Though civil libertarians rightly point out the dangers of an unchecked government, they blissfully ignore the dangers of an unchecked, unrestrained populace. It is thus worthwhile to return to the founders and examine what role they desired religion and morality to play in their new Republic. The story goes that as Benjamin Franklin departed from [...]

Robert Penn Warren’s “All the King’s Men”: The Agony of Will

By |2020-04-28T15:10:12-05:00April 27th, 2020|Categories: Books, Imagination, Literature, Morality|

All the King’s Men (1946): It’s as if Robert Penn Warren (1905-1989) wrote this classic American tale principally for college and university students. With a solid foundation in the liberal arts, they will recognize the philosophical and psychological theories that a central character, Jack Burden, has in mind when he transforms them into excuses for [...]

Antony and Eros: A Suicide Pact

By |2020-04-21T09:45:10-05:00April 22nd, 2020|Categories: Imagination, Joseph Pearce, Literature, Love, Modernity, Morality, Senior Contributors, Virtue, William Shakespeare|

There are none so blind as those who can only see themselves. This is the tragedy of narcissism or what the psychologist Paul Vitz has called selfism. The modern narcissist no longer looks at himself in a pool of water, or even in the mirror; he sees himself in countless selfies, the icons of his [...]

Love in Time of Plague: Manzoni’s “The Betrothed”

By |2020-04-24T12:41:36-05:00April 21st, 2020|Categories: Books, Character, Coronavirus, Imagination, Literature, Morality, Virtue|

No book shows how little we care to find out the truth, how little we know ourselves, how even less we know others, how rumor, prejudice, and illusion, rule our world as Alessandro Manzoni’s "The Betrothed." Set in Lombardy in the 17th century, it covers the whole horror of a plague in whose deadly grip [...]

What if This Is the End?

By |2020-03-26T15:50:58-05:00March 26th, 2020|Categories: Bradley J. Birzer, Coronavirus, Imagination, Morality, Senior Contributors|

Well, for the sake of argument, let’s say this is The End. It wasn’t nuclear war or an asteroid or a rogue planet or even some mystical force. But, merely—in a whimper—a cursed bug. Would it really matter? “An apocalypse is a work of literature dealing with the end of human history. For millennia apocalypses [...]

Coronavirus Reveals America’s Mood

By |2020-03-28T19:25:22-05:00March 25th, 2020|Categories: Coronavirus, Culture, Gleaves Whitney, History, Morality|

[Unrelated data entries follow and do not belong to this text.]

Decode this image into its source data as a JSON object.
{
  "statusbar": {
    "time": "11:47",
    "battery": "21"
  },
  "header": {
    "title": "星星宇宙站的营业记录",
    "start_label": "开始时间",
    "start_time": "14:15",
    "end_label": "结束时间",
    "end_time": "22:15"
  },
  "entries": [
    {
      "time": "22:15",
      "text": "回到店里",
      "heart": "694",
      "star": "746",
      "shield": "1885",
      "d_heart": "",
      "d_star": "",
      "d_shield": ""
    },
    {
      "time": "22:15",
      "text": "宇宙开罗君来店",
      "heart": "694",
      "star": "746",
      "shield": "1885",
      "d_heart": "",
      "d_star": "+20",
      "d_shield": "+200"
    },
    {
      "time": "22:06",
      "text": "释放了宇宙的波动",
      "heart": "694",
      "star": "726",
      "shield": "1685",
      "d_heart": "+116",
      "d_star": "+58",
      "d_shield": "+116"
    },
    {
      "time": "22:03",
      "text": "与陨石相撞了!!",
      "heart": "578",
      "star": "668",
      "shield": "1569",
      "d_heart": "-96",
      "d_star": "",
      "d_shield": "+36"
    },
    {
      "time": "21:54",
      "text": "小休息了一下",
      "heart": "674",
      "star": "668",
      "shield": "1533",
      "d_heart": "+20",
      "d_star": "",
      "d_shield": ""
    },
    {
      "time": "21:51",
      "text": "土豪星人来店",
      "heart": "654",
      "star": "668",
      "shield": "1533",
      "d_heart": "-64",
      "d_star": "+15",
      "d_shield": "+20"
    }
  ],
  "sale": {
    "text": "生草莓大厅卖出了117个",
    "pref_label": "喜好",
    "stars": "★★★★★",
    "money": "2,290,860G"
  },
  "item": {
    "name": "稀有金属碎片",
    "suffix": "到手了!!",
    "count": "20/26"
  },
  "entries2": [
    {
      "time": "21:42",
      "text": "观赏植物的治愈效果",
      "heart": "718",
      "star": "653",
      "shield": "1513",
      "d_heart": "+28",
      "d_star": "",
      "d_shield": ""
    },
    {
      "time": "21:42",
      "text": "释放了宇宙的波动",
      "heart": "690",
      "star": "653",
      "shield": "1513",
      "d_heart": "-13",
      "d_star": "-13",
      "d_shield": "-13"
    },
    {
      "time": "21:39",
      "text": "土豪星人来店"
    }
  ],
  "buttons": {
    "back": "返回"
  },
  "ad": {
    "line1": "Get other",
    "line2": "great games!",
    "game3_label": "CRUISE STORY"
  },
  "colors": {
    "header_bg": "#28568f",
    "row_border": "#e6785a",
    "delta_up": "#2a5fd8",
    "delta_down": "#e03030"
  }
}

As coronavirus fatalities multiply these days—as COVID-19 leaves our bodies sick and makes our spirits sick at heart—I find myself asking how similar the mood today is to that of the West during the 1889-1890 flu pandemic. One of the world’s worst plagues occurred in 1889-1890. The so-called Russian flu is of particular interest to [...]

1939’s “Stagecoach”: The Reign of Justice and Redemption

By |2020-03-13T17:39:48-05:00March 13th, 2020|Categories: American West, Bradley J. Birzer, Culture, Film, Morality, Senior Contributors|

In 1939, John Ford released Stagecoach, a learned and perceptive cinematic work of art that not only introduced John Wayne as a major player in Hollywood but one that also made the western something more than a mere backdrop for pulp-ish adventure stories. Indeed, the movie shows that the western can serve as the perfect [...]

A Balanced Position on Tariffs and Protectionism

By |2020-01-05T21:38:41-06:00January 5th, 2020|Categories: American Republic, Economics, Free Trade, Morality, Political Economy, Virtue|

The trade war has ignited debate on the merits of tariffs and the need to protect the nation’s manufacturing base. Battle lines are drawn between an exaggerated localism that stresses self-sufficiency and a bloated globalism where products transit the Earth unhindered and markets alone rule. […]

Go to Top